> **Extracted information**
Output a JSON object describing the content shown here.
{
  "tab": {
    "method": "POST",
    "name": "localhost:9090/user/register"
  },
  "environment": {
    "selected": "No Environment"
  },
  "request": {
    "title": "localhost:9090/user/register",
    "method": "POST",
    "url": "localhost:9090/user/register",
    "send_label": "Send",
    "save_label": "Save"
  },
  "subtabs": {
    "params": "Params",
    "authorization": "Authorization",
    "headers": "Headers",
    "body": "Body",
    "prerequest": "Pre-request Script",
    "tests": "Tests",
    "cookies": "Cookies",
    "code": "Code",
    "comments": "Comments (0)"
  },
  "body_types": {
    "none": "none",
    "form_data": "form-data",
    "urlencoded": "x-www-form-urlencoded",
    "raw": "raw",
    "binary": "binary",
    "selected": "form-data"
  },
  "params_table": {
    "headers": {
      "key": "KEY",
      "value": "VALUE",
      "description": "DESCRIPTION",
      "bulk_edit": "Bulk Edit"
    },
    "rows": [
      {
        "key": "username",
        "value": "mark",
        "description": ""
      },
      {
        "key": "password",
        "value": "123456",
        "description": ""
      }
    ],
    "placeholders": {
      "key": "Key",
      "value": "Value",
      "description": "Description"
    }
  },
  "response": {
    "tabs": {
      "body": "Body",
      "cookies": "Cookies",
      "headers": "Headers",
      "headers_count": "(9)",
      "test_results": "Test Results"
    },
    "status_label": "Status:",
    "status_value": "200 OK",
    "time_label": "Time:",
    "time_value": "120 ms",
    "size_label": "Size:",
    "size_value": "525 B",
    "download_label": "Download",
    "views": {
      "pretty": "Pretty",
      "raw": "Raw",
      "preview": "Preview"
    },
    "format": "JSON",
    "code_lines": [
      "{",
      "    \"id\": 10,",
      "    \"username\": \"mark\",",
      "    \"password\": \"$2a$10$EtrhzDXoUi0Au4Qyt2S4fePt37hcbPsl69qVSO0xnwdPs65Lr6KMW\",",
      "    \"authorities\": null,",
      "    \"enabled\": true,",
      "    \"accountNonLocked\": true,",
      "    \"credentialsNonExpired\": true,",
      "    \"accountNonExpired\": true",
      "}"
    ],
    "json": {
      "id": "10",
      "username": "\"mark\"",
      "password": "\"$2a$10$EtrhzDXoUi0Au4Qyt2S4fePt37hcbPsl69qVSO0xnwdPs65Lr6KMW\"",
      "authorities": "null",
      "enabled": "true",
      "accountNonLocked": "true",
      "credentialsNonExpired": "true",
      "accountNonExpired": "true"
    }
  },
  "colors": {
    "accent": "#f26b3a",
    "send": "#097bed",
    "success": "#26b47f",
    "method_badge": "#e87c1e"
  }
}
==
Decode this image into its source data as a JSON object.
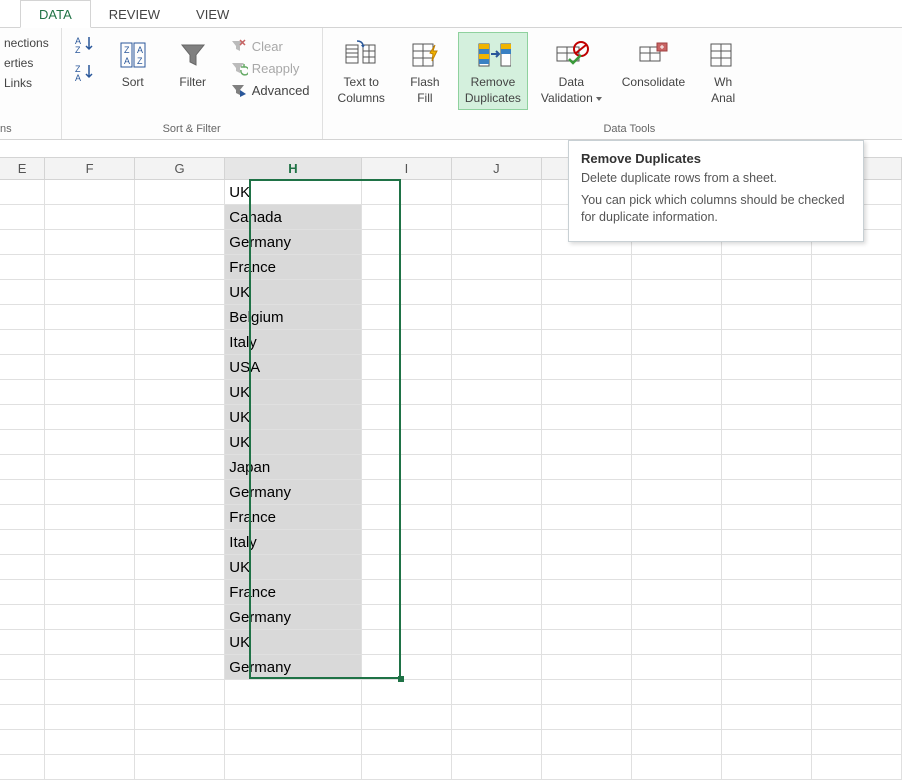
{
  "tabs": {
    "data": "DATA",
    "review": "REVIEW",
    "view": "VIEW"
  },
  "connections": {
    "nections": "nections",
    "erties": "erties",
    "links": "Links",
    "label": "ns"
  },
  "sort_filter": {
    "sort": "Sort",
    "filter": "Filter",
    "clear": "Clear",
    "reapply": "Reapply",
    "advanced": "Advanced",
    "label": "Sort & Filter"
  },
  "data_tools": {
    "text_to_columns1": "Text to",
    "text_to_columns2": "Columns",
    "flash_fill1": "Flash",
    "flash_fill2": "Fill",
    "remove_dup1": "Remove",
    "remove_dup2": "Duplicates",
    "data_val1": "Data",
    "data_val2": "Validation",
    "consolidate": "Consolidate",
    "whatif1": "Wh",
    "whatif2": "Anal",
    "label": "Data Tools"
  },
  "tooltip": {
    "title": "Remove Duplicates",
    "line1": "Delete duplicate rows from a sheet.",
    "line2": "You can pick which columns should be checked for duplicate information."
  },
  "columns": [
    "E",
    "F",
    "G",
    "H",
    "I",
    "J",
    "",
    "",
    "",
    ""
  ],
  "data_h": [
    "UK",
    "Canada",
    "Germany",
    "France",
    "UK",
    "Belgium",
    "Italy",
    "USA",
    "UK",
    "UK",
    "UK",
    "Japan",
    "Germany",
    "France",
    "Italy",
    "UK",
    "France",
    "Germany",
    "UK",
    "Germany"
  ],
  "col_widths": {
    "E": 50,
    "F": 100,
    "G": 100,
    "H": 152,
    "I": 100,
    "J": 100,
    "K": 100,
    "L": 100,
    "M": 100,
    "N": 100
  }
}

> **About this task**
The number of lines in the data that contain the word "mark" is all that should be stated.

> **Solution below**
3